Excerpts from an interface dataset:

- Opening Delimiter -

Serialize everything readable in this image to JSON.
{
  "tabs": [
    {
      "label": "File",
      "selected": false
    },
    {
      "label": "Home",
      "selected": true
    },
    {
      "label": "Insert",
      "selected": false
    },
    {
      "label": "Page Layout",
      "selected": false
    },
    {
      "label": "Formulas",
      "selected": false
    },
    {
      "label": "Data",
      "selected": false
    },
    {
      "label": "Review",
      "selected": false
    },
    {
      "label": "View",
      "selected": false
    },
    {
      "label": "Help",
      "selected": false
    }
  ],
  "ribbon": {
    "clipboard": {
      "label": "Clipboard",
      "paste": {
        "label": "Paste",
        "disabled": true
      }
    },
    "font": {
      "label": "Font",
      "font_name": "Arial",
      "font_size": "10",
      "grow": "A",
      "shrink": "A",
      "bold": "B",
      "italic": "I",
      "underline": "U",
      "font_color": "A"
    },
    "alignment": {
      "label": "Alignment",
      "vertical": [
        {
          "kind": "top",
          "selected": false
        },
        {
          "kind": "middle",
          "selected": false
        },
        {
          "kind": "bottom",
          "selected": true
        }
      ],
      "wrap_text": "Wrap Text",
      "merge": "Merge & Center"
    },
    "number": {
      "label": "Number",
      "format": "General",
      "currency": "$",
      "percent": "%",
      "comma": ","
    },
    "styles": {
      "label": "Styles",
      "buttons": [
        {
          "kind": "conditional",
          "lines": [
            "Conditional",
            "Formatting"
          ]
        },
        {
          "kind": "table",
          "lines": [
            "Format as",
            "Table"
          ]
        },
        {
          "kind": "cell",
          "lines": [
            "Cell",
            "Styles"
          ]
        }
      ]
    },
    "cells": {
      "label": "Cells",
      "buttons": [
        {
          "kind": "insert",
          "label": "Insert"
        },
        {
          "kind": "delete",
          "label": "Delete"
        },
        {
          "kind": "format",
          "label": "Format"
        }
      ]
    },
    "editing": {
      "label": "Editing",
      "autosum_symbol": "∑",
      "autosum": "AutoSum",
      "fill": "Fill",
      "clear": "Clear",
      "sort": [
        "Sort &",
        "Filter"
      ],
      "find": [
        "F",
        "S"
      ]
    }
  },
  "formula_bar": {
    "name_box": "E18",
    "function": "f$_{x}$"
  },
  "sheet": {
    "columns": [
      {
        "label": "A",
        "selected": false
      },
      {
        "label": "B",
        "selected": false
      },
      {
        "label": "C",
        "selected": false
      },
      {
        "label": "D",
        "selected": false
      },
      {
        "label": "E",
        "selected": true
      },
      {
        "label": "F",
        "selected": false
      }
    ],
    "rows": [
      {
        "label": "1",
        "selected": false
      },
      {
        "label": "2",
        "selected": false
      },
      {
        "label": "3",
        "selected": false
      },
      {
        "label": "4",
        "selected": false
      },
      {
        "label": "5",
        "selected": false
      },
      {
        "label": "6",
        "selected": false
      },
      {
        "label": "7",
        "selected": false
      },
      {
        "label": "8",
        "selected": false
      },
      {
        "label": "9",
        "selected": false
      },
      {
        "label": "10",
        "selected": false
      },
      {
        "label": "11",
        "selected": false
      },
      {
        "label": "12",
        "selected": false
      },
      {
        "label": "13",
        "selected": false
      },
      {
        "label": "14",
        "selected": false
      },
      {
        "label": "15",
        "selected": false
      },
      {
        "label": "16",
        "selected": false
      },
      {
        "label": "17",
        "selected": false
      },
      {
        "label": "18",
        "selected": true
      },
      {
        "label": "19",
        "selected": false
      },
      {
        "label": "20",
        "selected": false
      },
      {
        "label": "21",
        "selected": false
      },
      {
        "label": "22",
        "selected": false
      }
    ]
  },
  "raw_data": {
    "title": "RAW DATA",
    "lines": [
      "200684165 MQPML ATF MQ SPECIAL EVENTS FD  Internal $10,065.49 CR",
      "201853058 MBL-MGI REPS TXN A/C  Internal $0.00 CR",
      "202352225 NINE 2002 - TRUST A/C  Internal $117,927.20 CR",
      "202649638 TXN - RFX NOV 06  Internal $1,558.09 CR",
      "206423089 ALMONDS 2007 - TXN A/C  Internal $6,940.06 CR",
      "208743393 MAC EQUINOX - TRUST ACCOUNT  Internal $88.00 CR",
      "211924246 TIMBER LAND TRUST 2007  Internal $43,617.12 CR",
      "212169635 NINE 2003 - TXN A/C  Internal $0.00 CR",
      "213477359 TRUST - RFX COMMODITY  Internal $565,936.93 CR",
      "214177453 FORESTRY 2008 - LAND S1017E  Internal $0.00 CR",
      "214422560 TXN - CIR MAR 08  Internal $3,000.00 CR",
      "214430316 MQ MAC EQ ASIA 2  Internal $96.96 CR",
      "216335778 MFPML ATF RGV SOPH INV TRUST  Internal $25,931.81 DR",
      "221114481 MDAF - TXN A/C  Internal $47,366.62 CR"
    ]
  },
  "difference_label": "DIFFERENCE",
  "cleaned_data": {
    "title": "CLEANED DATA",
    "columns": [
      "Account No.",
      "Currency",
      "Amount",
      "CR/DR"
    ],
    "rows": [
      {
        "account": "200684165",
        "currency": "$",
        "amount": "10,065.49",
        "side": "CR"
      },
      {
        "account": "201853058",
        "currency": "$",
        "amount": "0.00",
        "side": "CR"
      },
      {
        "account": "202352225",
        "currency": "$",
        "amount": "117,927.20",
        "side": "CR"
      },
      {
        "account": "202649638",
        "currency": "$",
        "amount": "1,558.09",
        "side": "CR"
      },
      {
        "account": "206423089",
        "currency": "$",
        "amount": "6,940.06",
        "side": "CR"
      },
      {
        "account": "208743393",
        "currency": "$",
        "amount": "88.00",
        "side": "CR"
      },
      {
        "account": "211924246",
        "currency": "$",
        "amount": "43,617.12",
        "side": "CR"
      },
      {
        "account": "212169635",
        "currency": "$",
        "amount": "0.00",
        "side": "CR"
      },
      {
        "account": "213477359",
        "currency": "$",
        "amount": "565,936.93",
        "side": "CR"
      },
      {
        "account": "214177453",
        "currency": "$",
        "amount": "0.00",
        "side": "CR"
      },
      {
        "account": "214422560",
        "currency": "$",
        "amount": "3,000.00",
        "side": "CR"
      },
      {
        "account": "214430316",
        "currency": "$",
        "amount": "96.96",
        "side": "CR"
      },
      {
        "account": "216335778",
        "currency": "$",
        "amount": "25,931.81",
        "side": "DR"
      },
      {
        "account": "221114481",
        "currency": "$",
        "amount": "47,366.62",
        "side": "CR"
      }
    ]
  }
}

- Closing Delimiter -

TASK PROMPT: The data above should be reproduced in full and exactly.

ANSWER TO THE PROBLEM:
Serialize everything readable in this image to JSON.
{
  "tabs": [
    {
      "label": "File",
      "selected": false
    },
    {
      "label": "Home",
      "selected": true
    },
    {
      "label": "Insert",
      "selected": false
    },
    {
      "label": "Page Layout",
      "selected": false
    },
    {
      "label": "Formulas",
      "selected": false
    },
    {
      "label": "Data",
      "selected": false
    },
    {
      "label": "Review",
      "selected": false
    },
    {
      "label": "View",
      "selected": false
    },
    {
      "label": "Help",
      "selected": false
    }
  ],
  "ribbon": {
    "clipboard": {
      "label": "Clipboard",
      "paste": {
        "label": "Paste",
        "disabled": true
      }
    },
    "font": {
      "label": "Font",
      "font_name": "Arial",
      "font_size": "10",
      "grow": "A",
      "shrink": "A",
      "bold": "B",
      "italic": "I",
      "underline": "U",
      "font_color": "A"
    },
    "alignment": {
      "label": "Alignment",
      "vertical": [
        {
          "kind": "top",
          "selected": false
        },
        {
          "kind": "middle",
          "selected": false
        },
        {
          "kind": "bottom",
          "selected": true
        }
      ],
      "wrap_text": "Wrap Text",
      "merge": "Merge & Center"
    },
    "number": {
      "label": "Number",
      "format": "General",
      "currency": "$",
      "percent": "%",
      "comma": ","
    },
    "styles": {
      "label": "Styles",
      "buttons": [
        {
          "kind": "conditional",
          "lines": [
            "Conditional",
            "Formatting"
          ]
        },
        {
          "kind": "table",
          "lines": [
            "Format as",
            "Table"
          ]
        },
        {
          "kind": "cell",
          "lines": [
            "Cell",
            "Styles"
          ]
        }
      ]
    },
    "cells": {
      "label": "Cells",
      "buttons": [
        {
          "kind": "insert",
          "label": "Insert"
        },
        {
          "kind": "delete",
          "label": "Delete"
        },
        {
          "kind": "format",
          "label": "Format"
        }
      ]
    },
    "editing": {
      "label": "Editing",
      "autosum_symbol": "∑",
      "autosum": "AutoSum",
      "fill": "Fill",
      "clear": "Clear",
      "sort": [
        "Sort &",
        "Filter"
      ],
      "find": [
        "F",
        "S"
      ]
    }
  },
  "formula_bar": {
    "name_box": "E18",
    "function": "f$_{x}$"
  },
  "sheet": {
    "columns": [
      {
        "label": "A",
        "selected": false
      },
      {
        "label": "B",
        "selected": false
      },
      {
        "label": "C",
        "selected": false
      },
      {
        "label": "D",
        "selected": false
      },
      {
        "label": "E",
        "selected": true
      },
      {
        "label": "F",
        "selected": false
      }
    ],
    "rows": [
      {
        "label": "1",
        "selected": false
      },
      {
        "label": "2",
        "selected": false
      },
      {
        "label": "3",
        "selected": false
      },
      {
        "label": "4",
        "selected": false
      },
      {
        "label": "5",
        "selected": false
      },
      {
        "label": "6",
        "selected": false
      },
      {
        "label": "7",
        "selected": false
      },
      {
        "label": "8",
        "selected": false
      },
      {
        "label": "9",
        "selected": false
      },
      {
        "label": "10",
        "selected": false
      },
      {
        "label": "11",
        "selected": false
      },
      {
        "label": "12",
        "selected": false
      },
      {
        "label": "13",
        "selected": false
      },
      {
        "label": "14",
        "selected": false
      },
      {
        "label": "15",
        "selected": false
      },
      {
        "label": "16",
        "selected": false
      },
      {
        "label": "17",
        "selected": false
      },
      {
        "label": "18",
        "selected": true
      },
      {
        "label": "19",
        "selected": false
      },
      {
        "label": "20",
        "selected": false
      },
      {
        "label": "21",
        "selected": false
      },
      {
        "label": "22",
        "selected": false
      }
    ]
  },
  "raw_data": {
    "title": "RAW DATA",
    "lines": [
      "200684165 MQPML ATF MQ SPECIAL EVENTS FD  Internal $10,065.49 CR",
      "201853058 MBL-MGI REPS TXN A/C  Internal $0.00 CR",
      "202352225 NINE 2002 - TRUST A/C  Internal $117,927.20 CR",
      "202649638 TXN - RFX NOV 06  Internal $1,558.09 CR",
      "206423089 ALMONDS 2007 - TXN A/C  Internal $6,940.06 CR",
      "208743393 MAC EQUINOX - TRUST ACCOUNT  Internal $88.00 CR",
      "211924246 TIMBER LAND TRUST 2007  Internal $43,617.12 CR",
      "212169635 NINE 2003 - TXN A/C  Internal $0.00 CR",
      "213477359 TRUST - RFX COMMODITY  Internal $565,936.93 CR",
      "214177453 FORESTRY 2008 - LAND S1017E  Internal $0.00 CR",
      "214422560 TXN - CIR MAR 08  Internal $3,000.00 CR",
      "214430316 MQ MAC EQ ASIA 2  Internal $96.96 CR",
      "216335778 MFPML ATF RGV SOPH INV TRUST  Internal $25,931.81 DR",
      "221114481 MDAF - TXN A/C  Internal $47,366.62 CR"
    ]
  },
  "difference_label": "DIFFERENCE",
  "cleaned_data": {
    "title": "CLEANED DATA",
    "columns": [
      "Account No.",
      "Currency",
      "Amount",
      "CR/DR"
    ],
    "rows": [
      {
        "account": "200684165",
        "currency": "$",
        "amount": "10,065.49",
        "side": "CR"
      },
      {
        "account": "201853058",
        "currency": "$",
        "amount": "0.00",
        "side": "CR"
      },
      {
        "account": "202352225",
        "currency": "$",
        "amount": "117,927.20",
        "side": "CR"
      },
      {
        "account": "202649638",
        "currency": "$",
        "amount": "1,558.09",
        "side": "CR"
      },
      {
        "account": "206423089",
        "currency": "$",
        "amount": "6,940.06",
        "side": "CR"
      },
      {
        "account": "208743393",
        "currency": "$",
        "amount": "88.00",
        "side": "CR"
      },
      {
        "account": "211924246",
        "currency": "$",
        "amount": "43,617.12",
        "side": "CR"
      },
      {
        "account": "212169635",
        "currency": "$",
        "amount": "0.00",
        "side": "CR"
      },
      {
        "account": "213477359",
        "currency": "$",
        "amount": "565,936.93",
        "side": "CR"
      },
      {
        "account": "214177453",
        "currency": "$",
        "amount": "0.00",
        "side": "CR"
      },
      {
        "account": "214422560",
        "currency": "$",
        "amount": "3,000.00",
        "side": "CR"
      },
      {
        "account": "214430316",
        "currency": "$",
        "amount": "96.96",
        "side": "CR"
      },
      {
        "account": "216335778",
        "currency": "$",
        "amount": "25,931.81",
        "side": "DR"
      },
      {
        "account": "221114481",
        "currency": "$",
        "amount": "47,366.62",
        "side": "CR"
      }
    ]
  }
}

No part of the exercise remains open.